EXERCISE INSTRUCTIONS >> Retyping the entries exactly is all that is required.

Saved data entries
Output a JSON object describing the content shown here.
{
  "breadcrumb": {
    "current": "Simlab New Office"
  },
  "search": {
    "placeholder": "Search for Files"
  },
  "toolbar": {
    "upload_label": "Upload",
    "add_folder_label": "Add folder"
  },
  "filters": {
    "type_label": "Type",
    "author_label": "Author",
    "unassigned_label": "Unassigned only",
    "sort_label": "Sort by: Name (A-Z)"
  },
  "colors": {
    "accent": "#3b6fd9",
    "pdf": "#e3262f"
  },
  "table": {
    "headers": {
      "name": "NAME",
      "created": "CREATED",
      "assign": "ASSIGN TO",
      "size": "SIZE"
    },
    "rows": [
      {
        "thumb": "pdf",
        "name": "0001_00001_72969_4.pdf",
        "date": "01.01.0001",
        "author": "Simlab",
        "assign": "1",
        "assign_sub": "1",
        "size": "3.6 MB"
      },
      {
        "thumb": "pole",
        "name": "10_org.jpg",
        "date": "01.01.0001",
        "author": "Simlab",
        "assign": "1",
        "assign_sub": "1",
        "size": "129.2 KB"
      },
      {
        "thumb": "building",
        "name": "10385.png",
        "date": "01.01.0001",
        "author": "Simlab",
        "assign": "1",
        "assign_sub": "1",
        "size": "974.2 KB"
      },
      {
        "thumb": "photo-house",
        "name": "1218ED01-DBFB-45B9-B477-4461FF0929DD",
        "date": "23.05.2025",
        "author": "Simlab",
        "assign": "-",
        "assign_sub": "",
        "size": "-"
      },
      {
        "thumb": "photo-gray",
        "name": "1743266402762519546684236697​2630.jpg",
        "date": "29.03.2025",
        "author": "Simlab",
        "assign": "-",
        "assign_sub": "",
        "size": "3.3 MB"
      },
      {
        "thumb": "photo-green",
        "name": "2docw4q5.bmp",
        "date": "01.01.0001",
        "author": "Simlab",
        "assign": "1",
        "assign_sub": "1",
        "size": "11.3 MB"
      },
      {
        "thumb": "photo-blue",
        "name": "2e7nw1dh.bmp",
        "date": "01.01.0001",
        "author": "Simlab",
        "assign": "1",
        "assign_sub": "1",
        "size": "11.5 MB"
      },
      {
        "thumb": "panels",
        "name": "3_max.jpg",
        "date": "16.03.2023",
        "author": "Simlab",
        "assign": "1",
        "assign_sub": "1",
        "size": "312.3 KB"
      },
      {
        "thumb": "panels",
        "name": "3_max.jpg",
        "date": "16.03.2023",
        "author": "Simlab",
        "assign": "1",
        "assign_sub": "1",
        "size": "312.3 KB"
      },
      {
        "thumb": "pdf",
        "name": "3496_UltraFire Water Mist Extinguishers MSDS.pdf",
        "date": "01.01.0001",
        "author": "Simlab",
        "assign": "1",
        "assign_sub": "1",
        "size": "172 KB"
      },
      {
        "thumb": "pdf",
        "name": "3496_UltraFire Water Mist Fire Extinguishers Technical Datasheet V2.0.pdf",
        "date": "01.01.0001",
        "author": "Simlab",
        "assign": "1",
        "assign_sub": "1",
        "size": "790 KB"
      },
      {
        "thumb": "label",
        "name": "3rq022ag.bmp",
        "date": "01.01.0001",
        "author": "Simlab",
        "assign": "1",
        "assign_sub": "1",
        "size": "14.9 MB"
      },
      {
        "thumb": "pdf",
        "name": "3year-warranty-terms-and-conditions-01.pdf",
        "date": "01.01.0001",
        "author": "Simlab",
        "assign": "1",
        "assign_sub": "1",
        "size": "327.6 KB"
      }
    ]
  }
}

ANSWER SECTION >>
Output a JSON object describing the content shown here.
{
  "breadcrumb": {
    "current": "Simlab New Office"
  },
  "search": {
    "placeholder": "Search for Files"
  },
  "toolbar": {
    "upload_label": "Upload",
    "add_folder_label": "Add folder"
  },
  "filters": {
    "type_label": "Type",
    "author_label": "Author",
    "unassigned_label": "Unassigned only",
    "sort_label": "Sort by: Name (A-Z)"
  },
  "colors": {
    "accent": "#3b6fd9",
    "pdf": "#e3262f"
  },
  "table": {
    "headers": {
      "name": "NAME",
      "created": "CREATED",
      "assign": "ASSIGN TO",
      "size": "SIZE"
    },
    "rows": [
      {
        "thumb": "pdf",
        "name": "0001_00001_72969_4.pdf",
        "date": "01.01.0001",
        "author": "Simlab",
        "assign": "1",
        "assign_sub": "1",
        "size": "3.6 MB"
      },
      {
        "thumb": "pole",
        "name": "10_org.jpg",
        "date": "01.01.0001",
        "author": "Simlab",
        "assign": "1",
        "assign_sub": "1",
        "size": "129.2 KB"
      },
      {
        "thumb": "building",
        "name": "10385.png",
        "date": "01.01.0001",
        "author": "Simlab",
        "assign": "1",
        "assign_sub": "1",
        "size": "974.2 KB"
      },
      {
        "thumb": "photo-house",
        "name": "1218ED01-DBFB-45B9-B477-4461FF0929DD",
        "date": "23.05.2025",
        "author": "Simlab",
        "assign": "-",
        "assign_sub": "",
        "size": "-"
      },
      {
        "thumb": "photo-gray",
        "name": "1743266402762519546684236697​2630.jpg",
        "date": "29.03.2025",
        "author": "Simlab",
        "assign": "-",
        "assign_sub": "",
        "size": "3.3 MB"
      },
      {
        "thumb": "photo-green",
        "name": "2docw4q5.bmp",
        "date": "01.01.0001",
        "author": "Simlab",
        "assign": "1",
        "assign_sub": "1",
        "size": "11.3 MB"
      },
      {
        "thumb": "photo-blue",
        "name": "2e7nw1dh.bmp",
        "date": "01.01.0001",
        "author": "Simlab",
        "assign": "1",
        "assign_sub": "1",
        "size": "11.5 MB"
      },
      {
        "thumb": "panels",
        "name": "3_max.jpg",
        "date": "16.03.2023",
        "author": "Simlab",
        "assign": "1",
        "assign_sub": "1",
        "size": "312.3 KB"
      },
      {
        "thumb": "panels",
        "name": "3_max.jpg",
        "date": "16.03.2023",
        "author": "Simlab",
        "assign": "1",
        "assign_sub": "1",
        "size": "312.3 KB"
      },
      {
        "thumb": "pdf",
        "name": "3496_UltraFire Water Mist Extinguishers MSDS.pdf",
        "date": "01.01.0001",
        "author": "Simlab",
        "assign": "1",
        "assign_sub": "1",
        "size": "172 KB"
      },
      {
        "thumb": "pdf",
        "name": "3496_UltraFire Water Mist Fire Extinguishers Technical Datasheet V2.0.pdf",
        "date": "01.01.0001",
        "author": "Simlab",
        "assign": "1",
        "assign_sub": "1",
        "size": "790 KB"
      },
      {
        "thumb": "label",
        "name": "3rq022ag.bmp",
        "date": "01.01.0001",
        "author": "Simlab",
        "assign": "1",
        "assign_sub": "1",
        "size": "14.9 MB"
      },
      {
        "thumb": "pdf",
        "name": "3year-warranty-terms-and-conditions-01.pdf",
        "date": "01.01.0001",
        "author": "Simlab",
        "assign": "1",
        "assign_sub": "1",
        "size": "327.6 KB"
      }
    ]
  }
}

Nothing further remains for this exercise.